TASK PROMPT: Word for word, copy out the records given below.
Start of Block
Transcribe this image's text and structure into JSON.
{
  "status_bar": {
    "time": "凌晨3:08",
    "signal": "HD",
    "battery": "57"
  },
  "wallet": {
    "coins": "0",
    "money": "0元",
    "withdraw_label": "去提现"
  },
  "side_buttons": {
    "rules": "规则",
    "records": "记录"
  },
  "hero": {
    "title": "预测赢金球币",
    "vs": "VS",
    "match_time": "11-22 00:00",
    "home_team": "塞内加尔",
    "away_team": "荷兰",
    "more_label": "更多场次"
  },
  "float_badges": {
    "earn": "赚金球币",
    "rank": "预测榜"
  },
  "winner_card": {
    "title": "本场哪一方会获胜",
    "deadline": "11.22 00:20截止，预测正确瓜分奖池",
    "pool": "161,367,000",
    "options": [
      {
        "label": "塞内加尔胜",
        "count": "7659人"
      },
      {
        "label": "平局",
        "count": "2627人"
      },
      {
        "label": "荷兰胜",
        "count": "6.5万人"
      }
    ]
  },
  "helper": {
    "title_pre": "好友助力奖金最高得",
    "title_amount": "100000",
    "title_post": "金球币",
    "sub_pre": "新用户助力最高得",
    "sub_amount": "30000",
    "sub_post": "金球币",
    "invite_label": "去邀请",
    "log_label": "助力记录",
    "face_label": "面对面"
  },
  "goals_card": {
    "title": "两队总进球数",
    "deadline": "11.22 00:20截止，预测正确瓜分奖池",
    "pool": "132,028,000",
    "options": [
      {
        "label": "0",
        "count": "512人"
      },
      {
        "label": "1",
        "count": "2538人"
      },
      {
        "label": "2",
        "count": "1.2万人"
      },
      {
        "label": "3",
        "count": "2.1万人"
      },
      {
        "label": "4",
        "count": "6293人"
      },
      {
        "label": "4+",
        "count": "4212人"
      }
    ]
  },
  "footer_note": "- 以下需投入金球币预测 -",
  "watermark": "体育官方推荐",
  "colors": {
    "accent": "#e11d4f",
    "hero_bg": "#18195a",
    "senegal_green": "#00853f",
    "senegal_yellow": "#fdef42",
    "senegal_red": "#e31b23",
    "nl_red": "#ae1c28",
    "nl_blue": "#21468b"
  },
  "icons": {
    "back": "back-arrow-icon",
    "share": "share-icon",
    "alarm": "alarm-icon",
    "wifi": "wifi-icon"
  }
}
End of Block
EXERCISE RESULT:
Transcribe this image's text and structure into JSON.
{
  "status_bar": {
    "time": "凌晨3:08",
    "signal": "HD",
    "battery": "57"
  },
  "wallet": {
    "coins": "0",
    "money": "0元",
    "withdraw_label": "去提现"
  },
  "side_buttons": {
    "rules": "规则",
    "records": "记录"
  },
  "hero": {
    "title": "预测赢金球币",
    "vs": "VS",
    "match_time": "11-22 00:00",
    "home_team": "塞内加尔",
    "away_team": "荷兰",
    "more_label": "更多场次"
  },
  "float_badges": {
    "earn": "赚金球币",
    "rank": "预测榜"
  },
  "winner_card": {
    "title": "本场哪一方会获胜",
    "deadline": "11.22 00:20截止，预测正确瓜分奖池",
    "pool": "161,367,000",
    "options": [
      {
        "label": "塞内加尔胜",
        "count": "7659人"
      },
      {
        "label": "平局",
        "count": "2627人"
      },
      {
        "label": "荷兰胜",
        "count": "6.5万人"
      }
    ]
  },
  "helper": {
    "title_pre": "好友助力奖金最高得",
    "title_amount": "100000",
    "title_post": "金球币",
    "sub_pre": "新用户助力最高得",
    "sub_amount": "30000",
    "sub_post": "金球币",
    "invite_label": "去邀请",
    "log_label": "助力记录",
    "face_label": "面对面"
  },
  "goals_card": {
    "title": "两队总进球数",
    "deadline": "11.22 00:20截止，预测正确瓜分奖池",
    "pool": "132,028,000",
    "options": [
      {
        "label": "0",
        "count": "512人"
      },
      {
        "label": "1",
        "count": "2538人"
      },
      {
        "label": "2",
        "count": "1.2万人"
      },
      {
        "label": "3",
        "count": "2.1万人"
      },
      {
        "label": "4",
        "count": "6293人"
      },
      {
        "label": "4+",
        "count": "4212人"
      }
    ]
  },
  "footer_note": "- 以下需投入金球币预测 -",
  "watermark": "体育官方推荐",
  "colors": {
    "accent": "#e11d4f",
    "hero_bg": "#18195a",
    "senegal_green": "#00853f",
    "senegal_yellow": "#fdef42",
    "senegal_red": "#e31b23",
    "nl_red": "#ae1c28",
    "nl_blue": "#21468b"
  },
  "icons": {
    "back": "back-arrow-icon",
    "share": "share-icon",
    "alarm": "alarm-icon",
    "wifi": "wifi-icon"
  }
}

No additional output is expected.